A fly on the wall of "Spider-Man"
When word got out last week that Will Eno would be writing something called “Skittles Commercial: The Musical,” I searched my mind for any possible antecedents, and tweeted “Oh for the innocent days when Glen Berger writing the book to Spider-Man: Turn Off the Dark seemed like the weirdest possible combo of downtown indie playwright & corporate Broadway behemoth, little did we know what 2019 would bring.” Which reminded me that I’d always meant to read Berger’s tell-all book about working on Spider-Man…
Song of Spider-Man: The Inside Story of the Most Controversial Musical in Broadway History by Glen Berger
My rating: 5 of 5 stars
At the start of this decade, Broadway fans were mesmerized by the endlessly troubled production of the megabudget musical Spider-Man: Turn Off the Dark. There were cost overruns and horrific injuries and an unheard-of seven months of previews. The director, Julie Taymor, was fired from her own show and a new “creative consultant” brought in. As I read news items about the ongoing fiasco, I kept saying “I hope there’s a tell-all book about this someday. I hope Glen Berger writes it.”

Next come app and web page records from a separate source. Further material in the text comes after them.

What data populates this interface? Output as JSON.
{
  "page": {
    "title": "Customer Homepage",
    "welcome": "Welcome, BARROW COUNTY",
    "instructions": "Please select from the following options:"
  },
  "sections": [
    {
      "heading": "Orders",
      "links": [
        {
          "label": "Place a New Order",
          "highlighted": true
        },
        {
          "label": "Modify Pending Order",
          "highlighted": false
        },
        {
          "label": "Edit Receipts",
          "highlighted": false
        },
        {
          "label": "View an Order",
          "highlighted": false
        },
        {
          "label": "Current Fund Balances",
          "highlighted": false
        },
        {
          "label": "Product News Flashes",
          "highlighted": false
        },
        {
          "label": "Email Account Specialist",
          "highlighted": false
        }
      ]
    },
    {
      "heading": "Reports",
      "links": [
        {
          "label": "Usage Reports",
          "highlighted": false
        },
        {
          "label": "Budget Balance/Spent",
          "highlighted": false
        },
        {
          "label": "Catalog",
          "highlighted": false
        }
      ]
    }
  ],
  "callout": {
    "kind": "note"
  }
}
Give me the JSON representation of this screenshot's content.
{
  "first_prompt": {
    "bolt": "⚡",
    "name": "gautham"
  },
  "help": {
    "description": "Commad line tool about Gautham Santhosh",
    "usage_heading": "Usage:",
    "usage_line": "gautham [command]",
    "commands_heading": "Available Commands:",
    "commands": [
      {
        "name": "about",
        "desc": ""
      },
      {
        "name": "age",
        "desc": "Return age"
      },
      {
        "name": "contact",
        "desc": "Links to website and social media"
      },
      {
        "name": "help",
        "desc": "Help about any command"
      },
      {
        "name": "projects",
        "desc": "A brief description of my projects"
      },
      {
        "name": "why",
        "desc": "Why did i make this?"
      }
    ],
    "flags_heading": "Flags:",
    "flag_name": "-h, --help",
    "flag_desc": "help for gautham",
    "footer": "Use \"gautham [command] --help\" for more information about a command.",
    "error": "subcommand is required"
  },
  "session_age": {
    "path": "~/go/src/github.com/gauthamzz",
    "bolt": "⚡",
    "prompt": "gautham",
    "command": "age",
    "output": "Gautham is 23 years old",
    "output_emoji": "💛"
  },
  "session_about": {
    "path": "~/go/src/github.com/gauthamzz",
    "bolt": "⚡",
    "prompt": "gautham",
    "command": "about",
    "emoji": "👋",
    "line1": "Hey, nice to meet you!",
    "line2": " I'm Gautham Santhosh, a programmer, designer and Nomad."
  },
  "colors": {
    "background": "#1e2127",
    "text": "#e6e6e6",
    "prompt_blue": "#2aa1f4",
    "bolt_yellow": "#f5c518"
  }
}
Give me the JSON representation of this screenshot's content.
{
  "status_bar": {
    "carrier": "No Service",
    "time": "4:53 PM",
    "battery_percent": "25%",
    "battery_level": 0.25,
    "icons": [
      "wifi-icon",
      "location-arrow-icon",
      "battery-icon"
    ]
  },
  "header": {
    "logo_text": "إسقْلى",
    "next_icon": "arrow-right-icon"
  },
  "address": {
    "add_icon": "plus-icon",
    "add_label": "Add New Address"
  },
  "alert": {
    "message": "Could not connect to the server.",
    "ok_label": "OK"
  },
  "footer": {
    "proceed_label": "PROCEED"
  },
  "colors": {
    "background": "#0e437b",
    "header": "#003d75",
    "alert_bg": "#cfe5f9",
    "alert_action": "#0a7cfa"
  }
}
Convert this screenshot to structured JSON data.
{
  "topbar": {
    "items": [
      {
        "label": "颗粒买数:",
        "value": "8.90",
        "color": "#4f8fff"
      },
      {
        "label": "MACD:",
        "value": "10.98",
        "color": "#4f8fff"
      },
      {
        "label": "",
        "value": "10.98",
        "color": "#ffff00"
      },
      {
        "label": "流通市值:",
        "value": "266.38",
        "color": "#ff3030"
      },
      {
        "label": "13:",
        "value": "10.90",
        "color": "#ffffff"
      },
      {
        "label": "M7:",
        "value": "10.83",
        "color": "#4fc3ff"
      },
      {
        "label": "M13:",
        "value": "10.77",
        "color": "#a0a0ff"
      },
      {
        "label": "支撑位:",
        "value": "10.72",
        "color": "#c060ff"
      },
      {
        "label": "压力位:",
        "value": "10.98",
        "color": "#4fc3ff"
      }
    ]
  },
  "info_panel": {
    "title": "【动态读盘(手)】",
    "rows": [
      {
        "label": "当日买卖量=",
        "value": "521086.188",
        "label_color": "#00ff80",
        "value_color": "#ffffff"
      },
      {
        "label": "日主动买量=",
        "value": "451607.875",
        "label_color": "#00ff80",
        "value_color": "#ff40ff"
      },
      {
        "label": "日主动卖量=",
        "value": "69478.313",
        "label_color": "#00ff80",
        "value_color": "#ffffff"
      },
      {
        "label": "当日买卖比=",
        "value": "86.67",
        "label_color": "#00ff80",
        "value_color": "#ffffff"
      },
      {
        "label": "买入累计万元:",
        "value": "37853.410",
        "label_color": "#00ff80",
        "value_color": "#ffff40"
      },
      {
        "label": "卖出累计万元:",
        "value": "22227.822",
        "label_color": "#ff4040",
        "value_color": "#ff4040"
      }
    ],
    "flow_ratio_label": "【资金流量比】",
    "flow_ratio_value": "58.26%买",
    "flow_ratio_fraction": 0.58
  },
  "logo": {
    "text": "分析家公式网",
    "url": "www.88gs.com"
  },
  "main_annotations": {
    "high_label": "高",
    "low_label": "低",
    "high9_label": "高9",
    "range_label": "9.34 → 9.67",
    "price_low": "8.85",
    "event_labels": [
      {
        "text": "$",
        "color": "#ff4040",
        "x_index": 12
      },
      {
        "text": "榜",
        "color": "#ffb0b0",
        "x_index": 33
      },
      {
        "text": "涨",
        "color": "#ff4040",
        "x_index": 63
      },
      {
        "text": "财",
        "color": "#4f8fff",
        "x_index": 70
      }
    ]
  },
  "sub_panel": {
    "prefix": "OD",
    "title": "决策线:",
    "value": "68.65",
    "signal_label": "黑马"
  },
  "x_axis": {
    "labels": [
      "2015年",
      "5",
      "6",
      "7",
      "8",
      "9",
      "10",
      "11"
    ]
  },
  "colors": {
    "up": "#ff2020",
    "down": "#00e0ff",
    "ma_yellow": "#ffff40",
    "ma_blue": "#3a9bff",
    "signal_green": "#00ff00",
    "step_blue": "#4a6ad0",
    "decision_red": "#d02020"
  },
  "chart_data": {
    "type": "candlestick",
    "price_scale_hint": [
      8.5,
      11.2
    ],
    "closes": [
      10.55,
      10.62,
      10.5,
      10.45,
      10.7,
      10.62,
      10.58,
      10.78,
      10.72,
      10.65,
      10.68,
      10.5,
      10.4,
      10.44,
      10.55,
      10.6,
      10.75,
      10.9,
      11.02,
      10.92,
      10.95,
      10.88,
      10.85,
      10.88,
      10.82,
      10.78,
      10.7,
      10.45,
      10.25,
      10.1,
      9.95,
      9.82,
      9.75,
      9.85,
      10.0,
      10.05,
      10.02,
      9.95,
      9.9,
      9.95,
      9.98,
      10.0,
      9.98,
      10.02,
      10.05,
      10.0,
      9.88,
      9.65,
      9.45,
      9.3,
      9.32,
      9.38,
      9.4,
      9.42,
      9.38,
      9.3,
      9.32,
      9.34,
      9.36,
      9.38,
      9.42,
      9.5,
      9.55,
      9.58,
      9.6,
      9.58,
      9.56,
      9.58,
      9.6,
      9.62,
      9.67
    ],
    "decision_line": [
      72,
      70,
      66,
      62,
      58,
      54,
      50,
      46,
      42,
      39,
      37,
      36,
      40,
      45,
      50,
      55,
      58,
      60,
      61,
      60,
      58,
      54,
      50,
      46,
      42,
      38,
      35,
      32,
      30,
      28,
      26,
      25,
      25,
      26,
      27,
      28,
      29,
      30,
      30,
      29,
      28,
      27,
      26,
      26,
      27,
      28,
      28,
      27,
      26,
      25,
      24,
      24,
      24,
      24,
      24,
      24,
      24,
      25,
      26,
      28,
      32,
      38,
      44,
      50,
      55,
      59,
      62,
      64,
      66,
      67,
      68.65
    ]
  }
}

Berger, you see, was the co-librettist of Spider-Man, and therefore the person best equipped to write a book on how it all went wrong. Unlike the musical’s famous songwriters (Bono and Edge of U2), he’s a regular guy who got in over his head. Unlike Taymor, he made it through to opening night. As an award-winning playwright and TV writer, he’s literally a specialist in storytelling, characterization, and dramatic irony.
Well, I’m pleased to say that my wish came true and Song of Spider-Man is even better than I hoped (even if it took me several years to get around to reading it). This is the most page-turning, jaw-dropping, perversely fascinating book I’ve read in a long time.
Put it this way: within the span of a single page, you learn that Berger took to posting anonymously on Broadway message boards in defense of his own show (!) and that the director and choreographer tried to convince the stars of the show, 27-year-old Reeve Carney and 19-year-old Jennifer Damiano, to hook up in the hopes that it would improve their onstage chemistry (!!). And there are still 180 pages and 180 previews to go (!!!).
Most fascinating of all is the dramatic irony of how life mirrored art. Glen Berger is kind of a Peter Parker figure: a quick-witted nerd who was plucked from obscurity and given “great power and great responsibility.” Meanwhile, what attracted Julie Taymor to this project was the idea of combining Spider-Man’s origin story with the Greco-Roman myth of Arachne, a character she obviously identified with. In Taymor’s vision, Arachne is a powerful, vengeful, misunderstood spider-goddess, a master illusionist and storyteller. At first she serves as a mentor to Peter; there’s even a subtext of unconsummated romance between them. But then, when she thinks he has rejected and betrayed her, she becomes his archenemy.
And then that—the storyline that Taymor and Berger intended to write for Peter and Arachne—is what ended up happening to them. The psychosexual subtext is practically text: Berger writes “Like Arachne, Julie herself seemed to possess this frightening capacity to rain down retribution […] a demigod-like talent to unleash chthonic weather systems” and “[Julie] was too young to be my mother, too old to be—what—I didn’t know what, but this was getting heady. A maternal, powerful, alluring artist recognized a kindred spirit and they met on a dream-plane outside the workaday world. This was Act Two, scene two.” But Berger’s awareness of these parallels didn’t prevent him and Taymor from living out this plotline of collaboration and inspiration, followed by betrayal and vengeance. And you know, maybe they were onto something—it is a compelling, archetypal plot. (In a final ironic twist, one of the reasons Taymor got fired from the show was her fixation on the character of Arachne and unwillingness to cut any of her songs, even when she started to overshadow the other characters. Since Berger was secretly trying to work with the producers to reduce Arachne’s part and restructure the show, Taymor saw it as a massive betrayal.)
No, Berger’s not a dispassionate narrator—how could he be? He wrote this only a few years after he finally got off the crazy roller-coaster that was Spider-Man, and consequently comes across as an emotional mess. (Though often a very funny and self-deprecating mess.) But then, emotion is the engine of dramatic storytelling. If Berger had waited until he’d fully come to terms with his experience before writing this memoir, it might have been more polished, but also way less compelling.
In a sense, that’s what ended up happening to Spider-Man: Turn Off the Dark. After Taymor’s departure, Berger worked with Roberto Aguirre-Sacasa to retool the script, and the final result sounds much more coherent but also much more prosaic. In the end, was it worth all the time, money, blood, sweat and tears? Did the world really need a singing, swinging Spider-Man? I don’t know. But I’m grateful that Berger’s memoir allowed me to be a fly on the wall.